[Excerpted data Boundary: Start]

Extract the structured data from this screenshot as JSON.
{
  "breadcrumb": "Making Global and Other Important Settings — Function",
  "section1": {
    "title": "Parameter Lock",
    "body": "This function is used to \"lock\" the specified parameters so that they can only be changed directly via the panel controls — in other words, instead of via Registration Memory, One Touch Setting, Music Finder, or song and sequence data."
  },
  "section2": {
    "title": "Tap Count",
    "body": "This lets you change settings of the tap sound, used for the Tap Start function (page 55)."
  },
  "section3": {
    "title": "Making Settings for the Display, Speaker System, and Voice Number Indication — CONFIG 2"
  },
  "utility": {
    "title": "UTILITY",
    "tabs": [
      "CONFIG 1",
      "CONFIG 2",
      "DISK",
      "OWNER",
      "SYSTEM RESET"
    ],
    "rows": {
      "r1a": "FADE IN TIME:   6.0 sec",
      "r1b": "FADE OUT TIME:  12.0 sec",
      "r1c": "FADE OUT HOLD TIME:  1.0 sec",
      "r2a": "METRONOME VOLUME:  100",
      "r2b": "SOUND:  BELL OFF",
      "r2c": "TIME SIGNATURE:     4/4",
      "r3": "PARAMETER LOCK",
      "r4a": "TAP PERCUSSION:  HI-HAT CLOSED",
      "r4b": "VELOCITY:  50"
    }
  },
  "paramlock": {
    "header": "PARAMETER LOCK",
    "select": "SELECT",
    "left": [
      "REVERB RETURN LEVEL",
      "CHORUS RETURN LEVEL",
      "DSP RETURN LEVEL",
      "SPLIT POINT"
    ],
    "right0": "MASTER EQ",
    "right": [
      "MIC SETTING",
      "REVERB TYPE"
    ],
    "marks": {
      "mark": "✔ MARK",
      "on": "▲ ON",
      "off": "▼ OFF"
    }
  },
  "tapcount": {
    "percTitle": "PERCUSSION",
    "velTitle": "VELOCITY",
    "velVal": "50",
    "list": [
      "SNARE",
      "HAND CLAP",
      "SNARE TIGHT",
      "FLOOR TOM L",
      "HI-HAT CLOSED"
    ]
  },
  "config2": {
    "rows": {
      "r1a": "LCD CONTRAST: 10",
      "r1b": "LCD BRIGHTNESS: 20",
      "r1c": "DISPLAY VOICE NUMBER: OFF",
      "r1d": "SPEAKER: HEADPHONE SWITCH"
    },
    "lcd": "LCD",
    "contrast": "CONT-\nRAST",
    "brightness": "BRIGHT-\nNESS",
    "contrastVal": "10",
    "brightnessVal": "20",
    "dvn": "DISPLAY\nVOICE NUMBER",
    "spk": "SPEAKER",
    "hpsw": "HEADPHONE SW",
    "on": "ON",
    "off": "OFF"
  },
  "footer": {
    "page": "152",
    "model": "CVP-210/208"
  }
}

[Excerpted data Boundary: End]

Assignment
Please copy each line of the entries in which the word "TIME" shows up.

Response for this exercise
      "r1a": "FADE IN TIME:   6.0 sec",
      "r1b": "FADE OUT TIME:  12.0 sec",
      "r1c": "FADE OUT HOLD TIME:  1.0 sec",
      "r2c": "TIME SIGNATURE:     4/4",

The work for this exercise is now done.